■ TASK
Should an entry include a picture, omit the picture and still repeat everything else exactly.

(RECORDED DATA begins)

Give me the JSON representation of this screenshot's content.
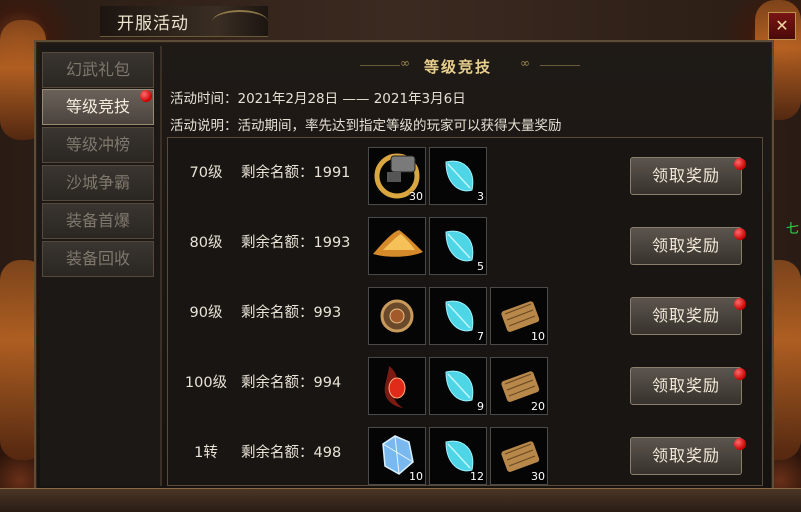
{
  "window": {
    "title": "开服活动",
    "close_label": "✕"
  },
  "nav": {
    "items": [
      {
        "label": "幻武礼包",
        "active": false,
        "dot": false
      },
      {
        "label": "等级竞技",
        "active": true,
        "dot": true
      },
      {
        "label": "等级冲榜",
        "active": false,
        "dot": false
      },
      {
        "label": "沙城争霸",
        "active": false,
        "dot": false
      },
      {
        "label": "装备首爆",
        "active": false,
        "dot": false
      },
      {
        "label": "装备回收",
        "active": false,
        "dot": false
      }
    ]
  },
  "section": {
    "title": "等级竞技",
    "time": "活动时间：2021年2月28日 —— 2021年3月6日",
    "desc": "活动说明：活动期间，率先达到指定等级的玩家可以获得大量奖励"
  },
  "rows": [
    {
      "level": "70级",
      "remaining": "剩余名额：1991",
      "items": [
        {
          "icon": "gear-ring-icon",
          "count": "30"
        },
        {
          "icon": "blue-leaf-icon",
          "count": "3"
        }
      ]
    },
    {
      "level": "80级",
      "remaining": "剩余名额：1993",
      "items": [
        {
          "icon": "gold-pile-icon",
          "count": ""
        },
        {
          "icon": "blue-leaf-icon",
          "count": "5"
        }
      ]
    },
    {
      "level": "90级",
      "remaining": "剩余名额：993",
      "items": [
        {
          "icon": "shield-orb-icon",
          "count": ""
        },
        {
          "icon": "blue-leaf-icon",
          "count": "7"
        },
        {
          "icon": "scroll-icon",
          "count": "10"
        }
      ]
    },
    {
      "level": "100级",
      "remaining": "剩余名额：994",
      "items": [
        {
          "icon": "red-gem-amulet-icon",
          "count": ""
        },
        {
          "icon": "blue-leaf-icon",
          "count": "9"
        },
        {
          "icon": "scroll-icon",
          "count": "20"
        }
      ]
    },
    {
      "level": "1转",
      "remaining": "剩余名额：498",
      "items": [
        {
          "icon": "crystal-icon",
          "count": "10"
        },
        {
          "icon": "blue-leaf-icon",
          "count": "12"
        },
        {
          "icon": "scroll-icon",
          "count": "30"
        }
      ]
    }
  ],
  "claim_label": "领取奖励",
  "side_tag": "七",
  "colors": {
    "accent_gold": "#e7cf8c",
    "notify_red": "#d40000",
    "text_light": "#e9e3d6"
  }
}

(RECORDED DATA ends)

■ ANSWER BOX
Give me the JSON representation of this screenshot's content.
{
  "window": {
    "title": "开服活动",
    "close_label": "✕"
  },
  "nav": {
    "items": [
      {
        "label": "幻武礼包",
        "active": false,
        "dot": false
      },
      {
        "label": "等级竞技",
        "active": true,
        "dot": true
      },
      {
        "label": "等级冲榜",
        "active": false,
        "dot": false
      },
      {
        "label": "沙城争霸",
        "active": false,
        "dot": false
      },
      {
        "label": "装备首爆",
        "active": false,
        "dot": false
      },
      {
        "label": "装备回收",
        "active": false,
        "dot": false
      }
    ]
  },
  "section": {
    "title": "等级竞技",
    "time": "活动时间：2021年2月28日 —— 2021年3月6日",
    "desc": "活动说明：活动期间，率先达到指定等级的玩家可以获得大量奖励"
  },
  "rows": [
    {
      "level": "70级",
      "remaining": "剩余名额：1991",
      "items": [
        {
          "icon": "gear-ring-icon",
          "count": "30"
        },
        {
          "icon": "blue-leaf-icon",
          "count": "3"
        }
      ]
    },
    {
      "level": "80级",
      "remaining": "剩余名额：1993",
      "items": [
        {
          "icon": "gold-pile-icon",
          "count": ""
        },
        {
          "icon": "blue-leaf-icon",
          "count": "5"
        }
      ]
    },
    {
      "level": "90级",
      "remaining": "剩余名额：993",
      "items": [
        {
          "icon": "shield-orb-icon",
          "count": ""
        },
        {
          "icon": "blue-leaf-icon",
          "count": "7"
        },
        {
          "icon": "scroll-icon",
          "count": "10"
        }
      ]
    },
    {
      "level": "100级",
      "remaining": "剩余名额：994",
      "items": [
        {
          "icon": "red-gem-amulet-icon",
          "count": ""
        },
        {
          "icon": "blue-leaf-icon",
          "count": "9"
        },
        {
          "icon": "scroll-icon",
          "count": "20"
        }
      ]
    },
    {
      "level": "1转",
      "remaining": "剩余名额：498",
      "items": [
        {
          "icon": "crystal-icon",
          "count": "10"
        },
        {
          "icon": "blue-leaf-icon",
          "count": "12"
        },
        {
          "icon": "scroll-icon",
          "count": "30"
        }
      ]
    }
  ],
  "claim_label": "领取奖励",
  "side_tag": "七",
  "colors": {
    "accent_gold": "#e7cf8c",
    "notify_red": "#d40000",
    "text_light": "#e9e3d6"
  }
}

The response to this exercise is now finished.